7/26/07 India (International Christian Concern) – The family of a pastor from the northern state of Haryana who went missing two years ago has now begun suspecting that he may have been killed by the police, who allegedly took him to Maharashtra state for an investigation.

The pastor of a New Life Church in Gohana area of Haryana’s Sonepat district, Jung Bahadur Singh, went missing ever since a team of Haryana police took him to Mumbai, the capital of Maharashtra , in August 2005 to investigate a case in which he was the prime suspect.

Pastor Singh, who hails from Dalit hamlet Nai Basti on Thanpur Road in Gohana, was accused of kidnapping his own younger brother Manish Kumar and his uncle’s daughter Manisha Ridlal in March 2004.

However, the pastor’s wife, Mona Singh, and his brother Ashish Singh maintain that the underage boy and girl eloped, and that Pastor Singh was falsely accused by his own aunt Anita Ridlal and other villagers who disliked him due to his conversion to Christianity. The family also suspects that the police might have killed Pastor Singh in Mumbai when he was in their “unofficial custody”.

“A team of Haryana police took Singh to Mumbai to locate the missing boy and girl two years ago, as there was a rumor that he had taken the pair to that city. When the police could not find them, they returned, but without Singh, who is missing since then,” Dr. Abraham Mathai, the vice president of the Maharashtra State Minorities Commission and a leader of the All India Christian Council, told ICC.
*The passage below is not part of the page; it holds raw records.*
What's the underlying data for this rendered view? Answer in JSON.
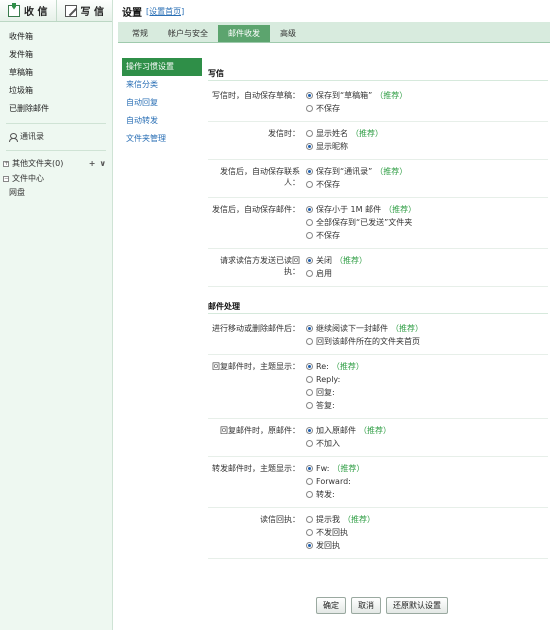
{
  "toolbar": {
    "inbox_label": "收 信",
    "compose_label": "写 信"
  },
  "sidebar": {
    "items": [
      "收件箱",
      "发件箱",
      "草稿箱",
      "垃圾箱",
      "已删除邮件"
    ],
    "contacts_label": "通讯录",
    "other_folders_label": "其他文件夹(0)",
    "other_folders_actions": [
      "+",
      "∨"
    ],
    "file_center_label": "文件中心",
    "netdisk_label": "网盘"
  },
  "header": {
    "title": "设置",
    "link": "[设置首页]"
  },
  "tabs": [
    {
      "label": "常规",
      "active": false
    },
    {
      "label": "帐户与安全",
      "active": false
    },
    {
      "label": "邮件收发",
      "active": true
    },
    {
      "label": "高级",
      "active": false
    }
  ],
  "subnav": [
    {
      "label": "操作习惯设置",
      "active": true
    },
    {
      "label": "来信分类",
      "active": false
    },
    {
      "label": "自动回复",
      "active": false
    },
    {
      "label": "自动转发",
      "active": false
    },
    {
      "label": "文件夹管理",
      "active": false
    }
  ],
  "sections": [
    {
      "title": "写信",
      "rows": [
        {
          "label": "写信时，自动保存草稿：",
          "options": [
            {
              "text": "保存到“草稿箱”",
              "rec": "（推荐）",
              "checked": true
            },
            {
              "text": "不保存",
              "rec": "",
              "checked": false
            }
          ]
        },
        {
          "label": "发信时：",
          "options": [
            {
              "text": "显示姓名",
              "rec": "（推荐）",
              "checked": false
            },
            {
              "text": "显示昵称",
              "rec": "",
              "checked": true
            }
          ]
        },
        {
          "label": "发信后，自动保存联系人：",
          "options": [
            {
              "text": "保存到“通讯录”",
              "rec": "（推荐）",
              "checked": true
            },
            {
              "text": "不保存",
              "rec": "",
              "checked": false
            }
          ]
        },
        {
          "label": "发信后，自动保存邮件：",
          "options": [
            {
              "text": "保存小于 1M 邮件",
              "rec": "（推荐）",
              "checked": true
            },
            {
              "text": "全部保存到“已发送”文件夹",
              "rec": "",
              "checked": false
            },
            {
              "text": "不保存",
              "rec": "",
              "checked": false
            }
          ]
        },
        {
          "label": "请求读信方发送已读回执：",
          "options": [
            {
              "text": "关闭",
              "rec": "（推荐）",
              "checked": true
            },
            {
              "text": "启用",
              "rec": "",
              "checked": false
            }
          ]
        }
      ]
    },
    {
      "title": "邮件处理",
      "rows": [
        {
          "label": "进行移动或删除邮件后：",
          "options": [
            {
              "text": "继续阅读下一封邮件",
              "rec": "（推荐）",
              "checked": true
            },
            {
              "text": "回到该邮件所在的文件夹首页",
              "rec": "",
              "checked": false
            }
          ]
        },
        {
          "label": "回复邮件时，主题显示：",
          "options": [
            {
              "text": "Re:",
              "rec": "（推荐）",
              "checked": true
            },
            {
              "text": "Reply:",
              "rec": "",
              "checked": false
            },
            {
              "text": "回复:",
              "rec": "",
              "checked": false
            },
            {
              "text": "答复:",
              "rec": "",
              "checked": false
            }
          ]
        },
        {
          "label": "回复邮件时，原邮件：",
          "options": [
            {
              "text": "加入原邮件",
              "rec": "（推荐）",
              "checked": true
            },
            {
              "text": "不加入",
              "rec": "",
              "checked": false
            }
          ]
        },
        {
          "label": "转发邮件时，主题显示：",
          "options": [
            {
              "text": "Fw:",
              "rec": "（推荐）",
              "checked": true
            },
            {
              "text": "Forward:",
              "rec": "",
              "checked": false
            },
            {
              "text": "转发:",
              "rec": "",
              "checked": false
            }
          ]
        },
        {
          "label": "读信回执：",
          "options": [
            {
              "text": "提示我",
              "rec": "（推荐）",
              "checked": false
            },
            {
              "text": "不发回执",
              "rec": "",
              "checked": false
            },
            {
              "text": "发回执",
              "rec": "",
              "checked": true
            }
          ]
        }
      ]
    }
  ],
  "buttons": {
    "ok": "确定",
    "cancel": "取消",
    "default": "还原默认设置"
  }
}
Mathai insists that the onus to produce the priest is on the police.

Mathai and the pastor’s family met Haryana Director General of Police (DGP) R.S. Dalal on July 20 to request an independent inquiry into the case. DGP Dalal is understood to have promised to form a special committee to look into the case. The committee is likely to be headed by Additional General Director of Police John V. George.
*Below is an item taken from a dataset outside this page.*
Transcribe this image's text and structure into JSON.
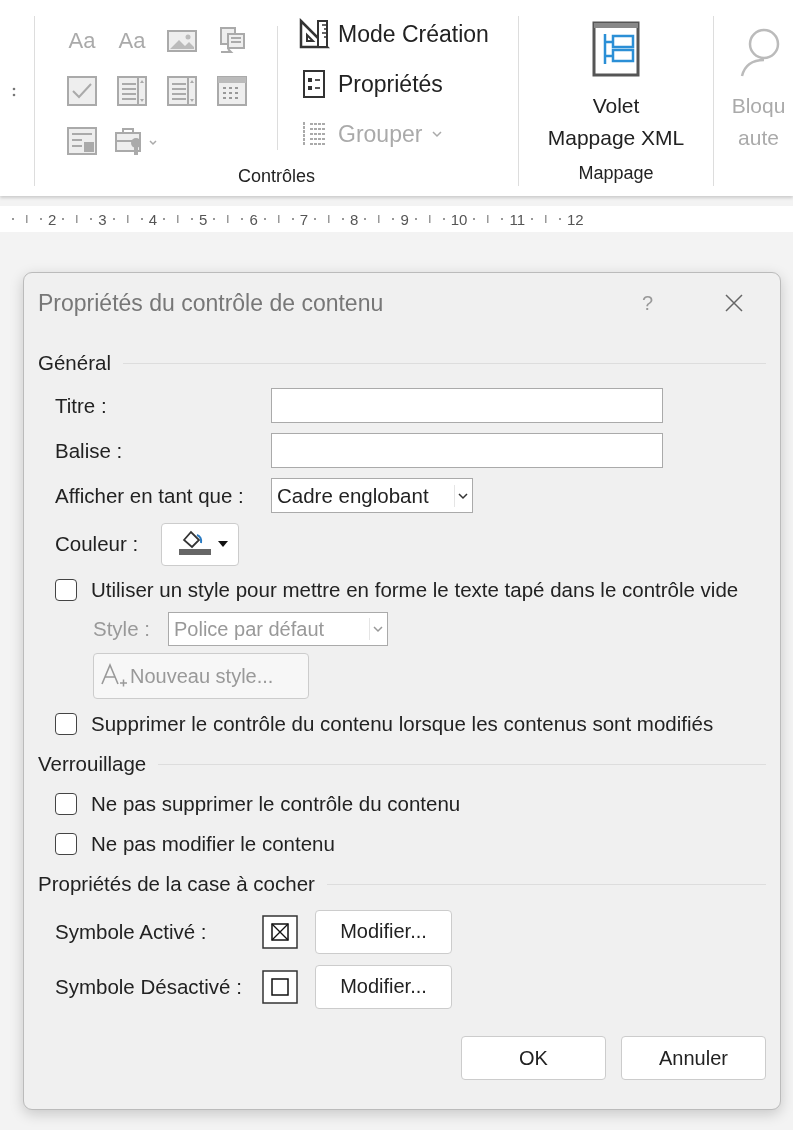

“My husband has been facing opposition from his own family members and other villagers after he converted to Christianity from a Dalit family a few years ago. They spread rumours that he was hypnotizing people and kidnapping girls to make them Christians. This is what led to the false accusation against him after his brother eloped with the girl,” the pastor’s wife Mona Singh told ICC.

Mona Singh also filed a writ petition against the police in the state high court in November 2005, but the police claimed that they did not travel to Mumbai with Singh. The case is still pending.
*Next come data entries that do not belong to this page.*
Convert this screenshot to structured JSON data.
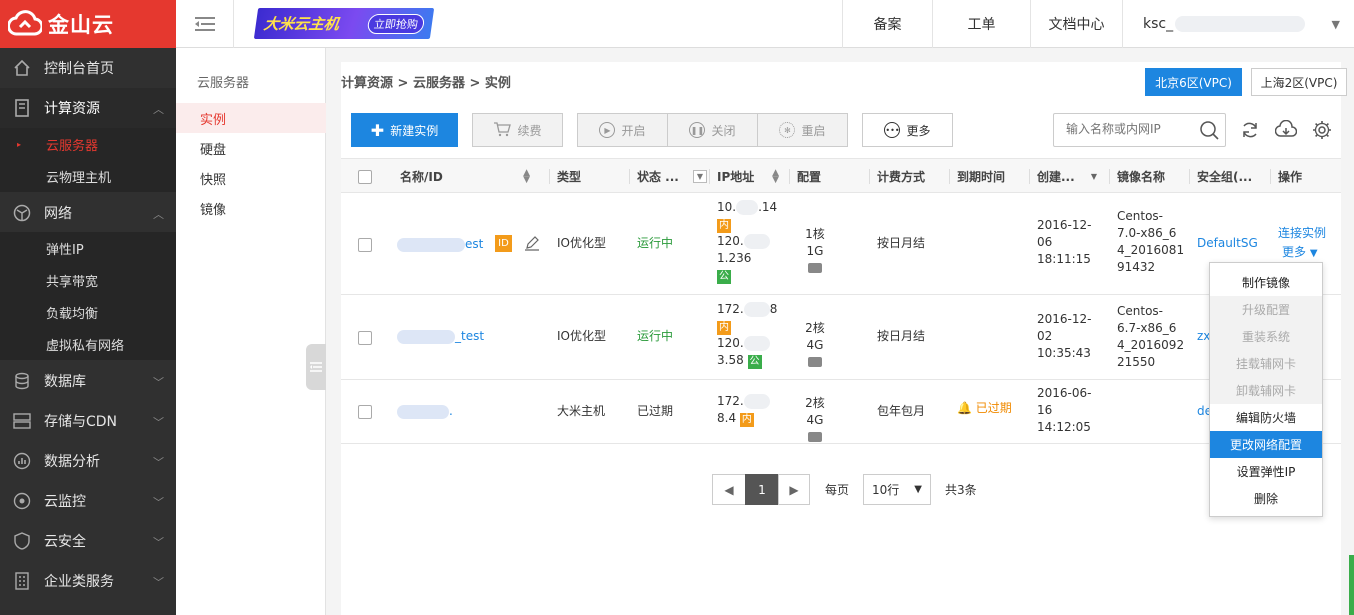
{
  "brand": {
    "name": "金山云"
  },
  "header": {
    "banner_title": "大米云主机",
    "banner_cta": "立即抢购",
    "nav": [
      "备案",
      "工单",
      "文档中心"
    ],
    "user": "ksc_"
  },
  "sidebar": {
    "home": "控制台首页",
    "compute": {
      "label": "计算资源",
      "items": [
        "云服务器",
        "云物理主机"
      ]
    },
    "network": {
      "label": "网络",
      "items": [
        "弹性IP",
        "共享带宽",
        "负载均衡",
        "虚拟私有网络"
      ]
    },
    "database": "数据库",
    "storage": "存储与CDN",
    "analytics": "数据分析",
    "monitor": "云监控",
    "security": "云安全",
    "enterprise": "企业类服务"
  },
  "subnav": {
    "title": "云服务器",
    "items": [
      "实例",
      "硬盘",
      "快照",
      "镜像"
    ]
  },
  "breadcrumb": "计算资源 > 云服务器 > 实例",
  "regions": [
    "北京6区(VPC)",
    "上海2区(VPC)"
  ],
  "toolbar": {
    "create": "新建实例",
    "renew": "续费",
    "start": "开启",
    "stop": "关闭",
    "restart": "重启",
    "more": "更多",
    "search_placeholder": "输入名称或内网IP"
  },
  "table": {
    "headers": [
      "名称/ID",
      "类型",
      "状态 ...",
      "IP地址",
      "配置",
      "计费方式",
      "到期时间",
      "创建...",
      "镜像名称",
      "安全组(...",
      "操作"
    ],
    "rows": [
      {
        "name_suffix": "est",
        "type": "IO优化型",
        "status": "运行中",
        "ip_inner_a": "10.",
        "ip_inner_b": ".14",
        "ip_pub_a": "120.",
        "ip_pub_b": "1.236",
        "config": "1核1G",
        "billing": "按日月结",
        "expire": "",
        "created_date_a": "2016-12-",
        "created_date_b": "06",
        "created_time": "18:11:15",
        "image_l1": "Centos-",
        "image_l2": "7.0-x86_6",
        "image_l3": "4_2016081",
        "image_l4": "91432",
        "security_group": "DefaultSG",
        "op_connect": "连接实例",
        "op_more": "更多"
      },
      {
        "name_suffix": "_test",
        "type": "IO优化型",
        "status": "运行中",
        "ip_inner_a": "172.",
        "ip_inner_b": "8",
        "ip_pub_a": "120.",
        "ip_pub_b": "3.58",
        "config": "2核4G",
        "billing": "按日月结",
        "expire": "",
        "created_date_a": "2016-12-",
        "created_date_b": "02",
        "created_time": "10:35:43",
        "image_l1": "Centos-",
        "image_l2": "6.7-x86_6",
        "image_l3": "4_2016092",
        "image_l4": "21550",
        "security_group": "zx"
      },
      {
        "name_suffix": ".",
        "type": "大米主机",
        "status": "已过期",
        "ip_inner_a": "172.",
        "ip_inner_b": "8.4",
        "config": "2核4G",
        "billing": "包年包月",
        "expire": "已过期",
        "created_date_a": "2016-06-",
        "created_date_b": "16",
        "created_time": "14:12:05",
        "security_group": "de"
      }
    ],
    "tag_inner": "内",
    "tag_public": "公"
  },
  "dropdown": [
    "制作镜像",
    "升级配置",
    "重装系统",
    "挂载辅网卡",
    "卸载辅网卡",
    "编辑防火墙",
    "更改网络配置",
    "设置弹性IP",
    "删除"
  ],
  "pagination": {
    "current": "1",
    "per_page_label": "每页",
    "per_page": "10行",
    "total": "共3条"
  },
  "colors": {
    "brand_red": "#e5382f",
    "primary_blue": "#1d86e0",
    "sidebar_bg": "#303030"
  }
}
“I can name and identify the policemen who came to our house and took my husband on August 16, 2005. Besides, he called me from Mumbai and told me that he was staying in a hotel with the police, and that was the last time I spoke to him,” added Mona Singh, who is left alone to look after their three daughters and a deaf-and-dumb and blind son.

Mathai agreed with her, saying that he personally confirmed that according to the records of Hotel Yatri in Mumbai’s Santa Cruz area, Haryana police checked in with Singh and spent a few days there.

However, Superintendent of Police (SP) Navdeep Singh indicated that Singh was not missing, but hiding. “Singh disappeared a few days before his bail was to be cancelled, as the court had granted him bail, saying it would be annulled if he failed to produce the missing boy and girl within a month’s time,” he told news agency Indo-Asian News Service on July 23.

The SP also claimed that religion was not an issue in Haryana, “which only witnesses caste-based conflicts”.

However, Christian agencies do report on anti-Christian violence in several parts of the state from time to time. Local Christians say although the state government is ruled by the Congress Party, Hindu extremist organizations are active in various regions in the state.

According to the latest Government Census (2001), Haryana has merely 27,185 Christians. The total population of the state is more than 21 million.